Beyond the fantastical, there is plenty more to like about Rangergirl. It’s an action-packed novel that keeps the story moving at a pace you’d expect from a comic featuring a heroic figure from the Old West. At the same time, it’s also an introspective novel, one that examines the psyche of a character who has experienced a mental breakdown and is trying to face some of the demons associated with that. Through the way Lindsay remained Marzi’s friend since before her breakdown and the way she stands by Marzi during the final showdown with The Outlaw — Marzi gives her the opportunity to back out before the battle — the book also shows the bounds of friendship and how true friends help one another in tha face of adversity. Furthermore, given that it’s up to Marzi and her artist friends to stop an evil demigod from destroying Santa Clara and much of the surrounding regions of California — and the fact that an artist stopped The Outlaw during his previous attempt to wreak havoc in the area — it certainly looks like Pratt has something metaphorical to say about the importance of artists to society.

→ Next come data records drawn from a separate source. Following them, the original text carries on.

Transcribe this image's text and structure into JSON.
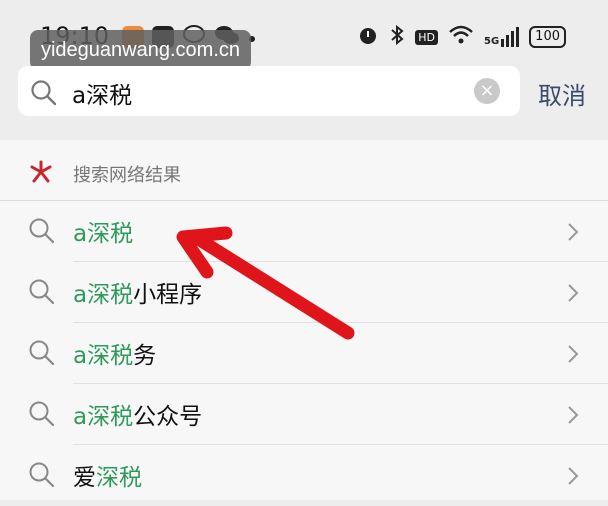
{
  "status_bar": {
    "time": "19:10",
    "battery": "100",
    "network": "5G",
    "hd": "HD"
  },
  "watermark": "yideguanwang.com.cn",
  "search": {
    "query": "a深税",
    "cancel_label": "取消"
  },
  "section": {
    "title": "搜索网络结果"
  },
  "results": [
    {
      "highlight": "a深税",
      "rest": "",
      "prefix": ""
    },
    {
      "highlight": "a深税",
      "rest": "小程序",
      "prefix": ""
    },
    {
      "highlight": "a深税",
      "rest": "务",
      "prefix": ""
    },
    {
      "highlight": "a深税",
      "rest": "公众号",
      "prefix": ""
    },
    {
      "prefix": "爱",
      "highlight": "深税",
      "rest": ""
    }
  ],
  "colors": {
    "highlight": "#2f9a5c",
    "annotation_arrow": "#e0141b",
    "cancel": "#3b4a6b"
  }
}
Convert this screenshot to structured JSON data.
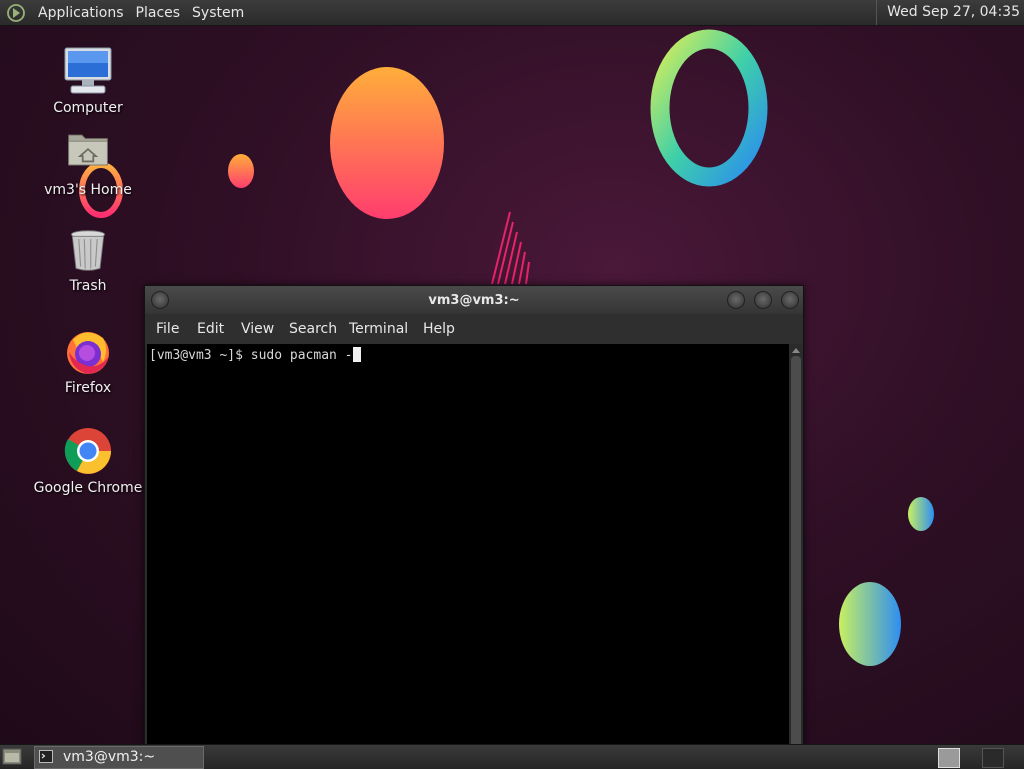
{
  "top_panel": {
    "menus": [
      "Applications",
      "Places",
      "System"
    ],
    "clock": "Wed Sep 27, 04:35"
  },
  "desktop": {
    "icons": [
      {
        "label": "Computer",
        "icon": "computer-icon"
      },
      {
        "label": "vm3's Home",
        "icon": "home-folder-icon"
      },
      {
        "label": "Trash",
        "icon": "trash-icon"
      },
      {
        "label": "Firefox",
        "icon": "firefox-icon"
      },
      {
        "label": "Google Chrome",
        "icon": "chrome-icon"
      }
    ]
  },
  "terminal": {
    "title": "vm3@vm3:~",
    "menus": [
      "File",
      "Edit",
      "View",
      "Search",
      "Terminal",
      "Help"
    ],
    "prompt": "[vm3@vm3 ~]$ ",
    "command": "sudo pacman -"
  },
  "taskbar": {
    "tasks": [
      {
        "label": "vm3@vm3:~",
        "icon": "terminal-icon"
      }
    ],
    "workspaces": [
      {
        "active": true
      },
      {
        "active": false
      }
    ]
  },
  "colors": {
    "desktop_bg": "#2f0f25",
    "panel_bg": "#2f2f2f",
    "terminal_bg": "#000000"
  }
}
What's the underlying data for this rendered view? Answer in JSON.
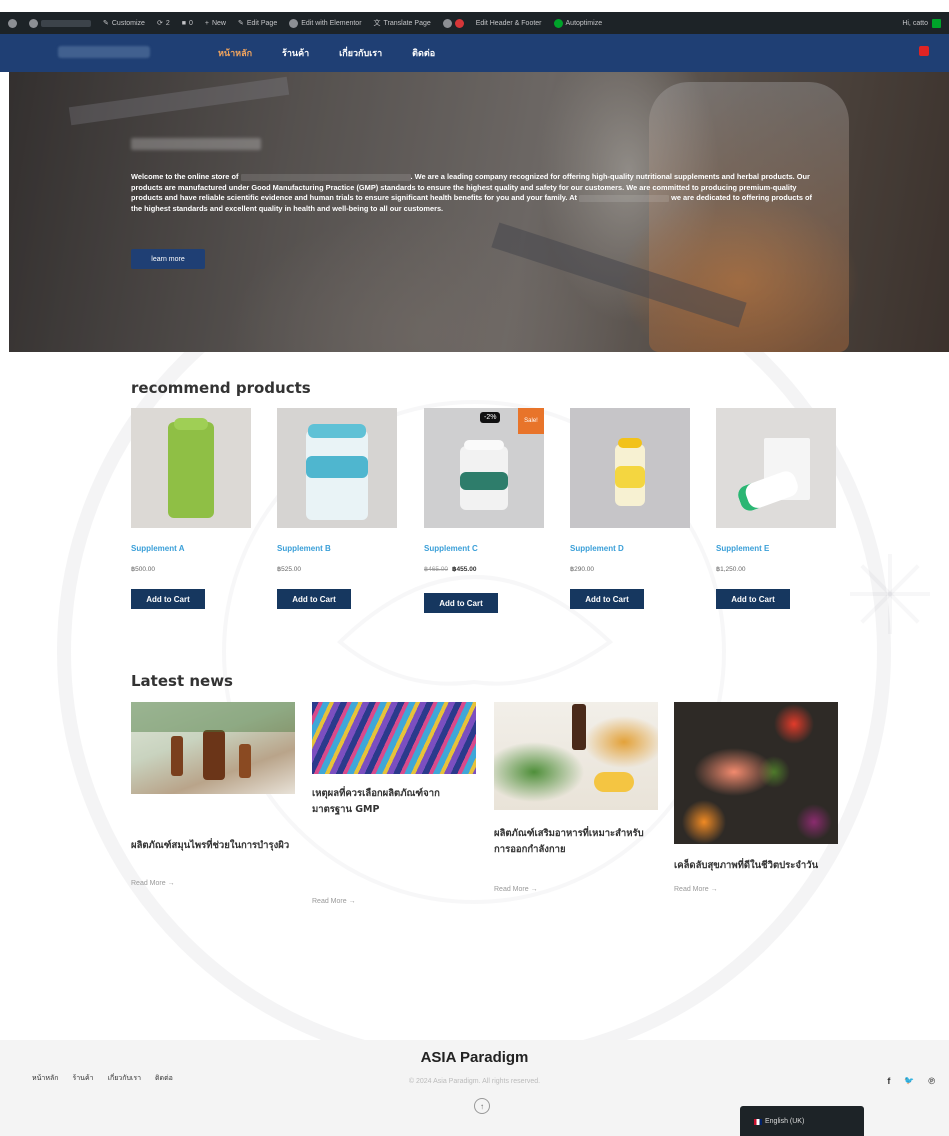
{
  "adminbar": {
    "customize": "Customize",
    "updates": "2",
    "comments": "0",
    "new": "New",
    "edit_page": "Edit Page",
    "edit_elementor": "Edit with Elementor",
    "translate": "Translate Page",
    "header_footer": "Edit Header & Footer",
    "autoptimize": "Autoptimize",
    "howdy": "Hi, catto"
  },
  "nav": {
    "items": [
      "หน้าหลัก",
      "ร้านค้า",
      "เกี่ยวกับเรา",
      "ติดต่อ"
    ]
  },
  "hero": {
    "text_1": "Welcome to the online store of",
    "text_2": ". We are a leading company recognized for offering high-quality nutritional supplements and herbal products. Our products are manufactured under Good Manufacturing Practice (GMP) standards to ensure the highest quality and safety for our customers. We are committed to producing premium-quality products and have reliable scientific evidence and human trials to ensure significant health benefits for you and your family. At",
    "text_3": "we are dedicated to offering products of the highest standards and excellent quality in health and well-being to all our customers.",
    "button": "learn more"
  },
  "products": {
    "title": "recommend products",
    "add_to_cart": "Add to Cart",
    "items": [
      {
        "name": "Supplement A",
        "price": "฿500.00",
        "old_price": ""
      },
      {
        "name": "Supplement B",
        "price": "฿525.00",
        "old_price": ""
      },
      {
        "name": "Supplement C",
        "price": "฿455.00",
        "old_price": "฿465.00",
        "discount": "-2%",
        "sale": "Sale!"
      },
      {
        "name": "Supplement D",
        "price": "฿290.00",
        "old_price": ""
      },
      {
        "name": "Supplement E",
        "price": "฿1,250.00",
        "old_price": ""
      }
    ]
  },
  "news": {
    "title": "Latest news",
    "read_more": "Read More →",
    "items": [
      {
        "title": "ผลิตภัณฑ์สมุนไพรที่ช่วยในการบำรุงผิว"
      },
      {
        "title": "เหตุผลที่ควรเลือกผลิตภัณฑ์จากมาตรฐาน GMP"
      },
      {
        "title": "ผลิตภัณฑ์เสริมอาหารที่เหมาะสำหรับการออกกำลังกาย"
      },
      {
        "title": "เคล็ดลับสุขภาพที่ดีในชีวิตประจำวัน"
      }
    ]
  },
  "footer": {
    "brand": "ASIA Paradigm",
    "copyright": "© 2024 Asia Paradigm. All rights reserved.",
    "nav": [
      "หน้าหลัก",
      "ร้านค้า",
      "เกี่ยวกับเรา",
      "ติดต่อ"
    ],
    "social": [
      "f",
      "🐦",
      "℗"
    ],
    "to_top": "↑",
    "language": "English (UK)"
  },
  "colors": {
    "header": "#1f3f74",
    "nav_active": "#f0a45e",
    "button": "#16375f",
    "product_name": "#3a9fd8",
    "sale": "#e8742a"
  }
}
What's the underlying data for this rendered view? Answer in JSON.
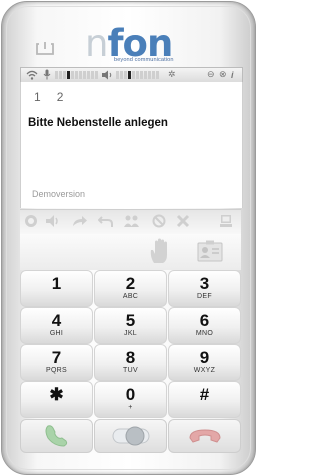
{
  "brand": {
    "name_part1": "n",
    "name_part2": "fon",
    "tagline": "beyond communication",
    "color": "#4a7fb9"
  },
  "status": {
    "mic_level": 0.25,
    "speaker_level": 0.3,
    "icons": [
      "wifi-icon",
      "mic-icon",
      "speaker-icon",
      "gear-icon",
      "minimize-icon",
      "close-icon",
      "info-icon"
    ]
  },
  "lines": [
    "1",
    "2"
  ],
  "message": "Bitte Nebenstelle anlegen",
  "status_text": "Demoversion",
  "toolbar": [
    "record-icon",
    "volume-icon",
    "forward-icon",
    "back-icon",
    "conference-icon",
    "block-icon",
    "cross-icon",
    "computer-icon"
  ],
  "keypad": [
    {
      "digit": "1",
      "letters": ""
    },
    {
      "digit": "2",
      "letters": "ABC"
    },
    {
      "digit": "3",
      "letters": "DEF"
    },
    {
      "digit": "4",
      "letters": "GHI"
    },
    {
      "digit": "5",
      "letters": "JKL"
    },
    {
      "digit": "6",
      "letters": "MNO"
    },
    {
      "digit": "7",
      "letters": "PQRS"
    },
    {
      "digit": "8",
      "letters": "TUV"
    },
    {
      "digit": "9",
      "letters": "WXYZ"
    },
    {
      "digit": "✱",
      "letters": ""
    },
    {
      "digit": "0",
      "letters": "+"
    },
    {
      "digit": "#",
      "letters": ""
    }
  ],
  "colors": {
    "call": "#7fbf7f",
    "hangup": "#d87a7a",
    "toggle": "#aab0b6"
  }
}
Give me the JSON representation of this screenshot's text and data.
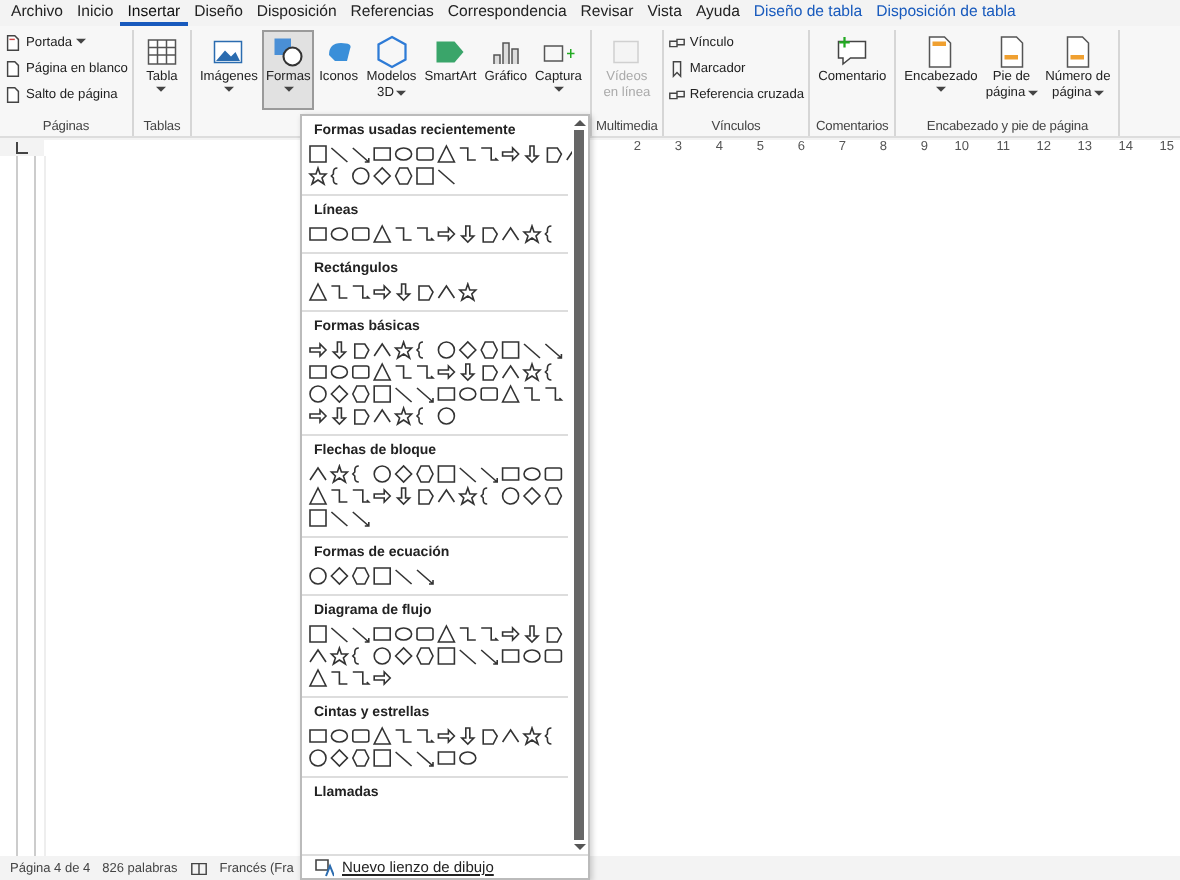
{
  "tabs": [
    {
      "label": "Archivo",
      "selected": false,
      "kind": "main"
    },
    {
      "label": "Inicio",
      "selected": false,
      "kind": "main"
    },
    {
      "label": "Insertar",
      "selected": true,
      "kind": "main"
    },
    {
      "label": "Diseño",
      "selected": false,
      "kind": "main"
    },
    {
      "label": "Disposición",
      "selected": false,
      "kind": "main"
    },
    {
      "label": "Referencias",
      "selected": false,
      "kind": "main"
    },
    {
      "label": "Correspondencia",
      "selected": false,
      "kind": "main"
    },
    {
      "label": "Revisar",
      "selected": false,
      "kind": "main"
    },
    {
      "label": "Vista",
      "selected": false,
      "kind": "main"
    },
    {
      "label": "Ayuda",
      "selected": false,
      "kind": "main"
    },
    {
      "label": "Diseño de tabla",
      "selected": false,
      "kind": "context"
    },
    {
      "label": "Disposición de tabla",
      "selected": false,
      "kind": "context"
    }
  ],
  "ribbon": {
    "groups": [
      {
        "label": "Páginas",
        "items": [
          {
            "kind": "small",
            "lines": [
              "Portada"
            ],
            "dropdown": true
          },
          {
            "kind": "small",
            "lines": [
              "Página en blanco"
            ],
            "dropdown": false
          },
          {
            "kind": "small",
            "lines": [
              "Salto de página"
            ],
            "dropdown": false
          }
        ]
      },
      {
        "label": "Tablas",
        "items": [
          {
            "kind": "large",
            "lines": [
              "Tabla"
            ],
            "dropdown": true,
            "selected": false,
            "disabled": false
          }
        ]
      },
      {
        "items": [
          {
            "kind": "large",
            "lines": [
              "Imágenes"
            ],
            "dropdown": true,
            "selected": false,
            "disabled": false
          },
          {
            "kind": "large",
            "lines": [
              "Formas"
            ],
            "dropdown": true,
            "selected": true,
            "disabled": false
          },
          {
            "kind": "large",
            "lines": [
              "Iconos"
            ],
            "dropdown": false,
            "selected": false,
            "disabled": false
          },
          {
            "kind": "large",
            "lines": [
              "Modelos",
              "3D"
            ],
            "dropdown": true,
            "selected": false,
            "disabled": false
          },
          {
            "kind": "large",
            "lines": [
              "SmartArt"
            ],
            "dropdown": false,
            "selected": false,
            "disabled": false
          },
          {
            "kind": "large",
            "lines": [
              "Gráfico"
            ],
            "dropdown": false,
            "selected": false,
            "disabled": false
          },
          {
            "kind": "large",
            "lines": [
              "Captura"
            ],
            "dropdown": true,
            "selected": false,
            "disabled": false
          }
        ]
      },
      {
        "label": "Multimedia",
        "items": [
          {
            "kind": "large",
            "lines": [
              "Vídeos",
              "en línea"
            ],
            "dropdown": false,
            "selected": false,
            "disabled": true
          }
        ]
      },
      {
        "label": "Vínculos",
        "items": [
          {
            "kind": "small",
            "lines": [
              "Vínculo"
            ],
            "dropdown": false
          },
          {
            "kind": "small",
            "lines": [
              "Marcador"
            ],
            "dropdown": false
          },
          {
            "kind": "small",
            "lines": [
              "Referencia cruzada"
            ],
            "dropdown": false
          }
        ]
      },
      {
        "label": "Comentarios",
        "items": [
          {
            "kind": "large",
            "lines": [
              "Comentario"
            ],
            "dropdown": false,
            "selected": false,
            "disabled": false
          }
        ]
      },
      {
        "label": "Encabezado y pie de página",
        "items": [
          {
            "kind": "large",
            "lines": [
              "Encabezado"
            ],
            "dropdown": true,
            "selected": false,
            "disabled": false
          },
          {
            "kind": "large",
            "lines": [
              "Pie de",
              "página"
            ],
            "dropdown": true,
            "selected": false,
            "disabled": false
          },
          {
            "kind": "large",
            "lines": [
              "Número de",
              "página"
            ],
            "dropdown": true,
            "selected": false,
            "disabled": false
          }
        ]
      }
    ]
  },
  "ruler": {
    "numbers": [
      "2",
      "3",
      "4",
      "5",
      "6",
      "7",
      "8",
      "9",
      "10",
      "11",
      "12",
      "13",
      "14",
      "15"
    ]
  },
  "status_bar": {
    "page": "Página 4 de 4",
    "words": "826 palabras",
    "language": "Francés (Fra"
  },
  "shapes_menu": {
    "sections": [
      {
        "title": "Formas usadas recientemente"
      },
      {
        "title": "Líneas"
      },
      {
        "title": "Rectángulos"
      },
      {
        "title": "Formas básicas"
      },
      {
        "title": "Flechas de bloque"
      },
      {
        "title": "Formas de ecuación"
      },
      {
        "title": "Diagrama de flujo"
      },
      {
        "title": "Cintas y estrellas"
      },
      {
        "title": "Llamadas"
      }
    ],
    "footer": "Nuevo lienzo de dibujo"
  }
}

All of these elements help make The Strange Adventures of Rangergirl an enjoyable debut novel. In addition to tapping into the western mythos, Pratt draws upon the comic world for inspiration, addresses the value of friendship, and points out just how much society needs our artists. In doing so, he creates a uniquely American fantasy work. None of the traditional fantasy creatures appear, nor are the protagonists people who readily accept that the lines of reality are breaking down. Yet, like all good fantasy, there are rules that govern supernatural forces at work in this world, and once the characters come to understand them, they attempt to use them to their advantage. Most importantly, you don’t have to be a fan of comics or have knowledge of the old west to enjoy the book (indeed, Marzi opines that what most people know of the old west isn’t actually true). One just needs to enjoy a good action adventure story to like this book.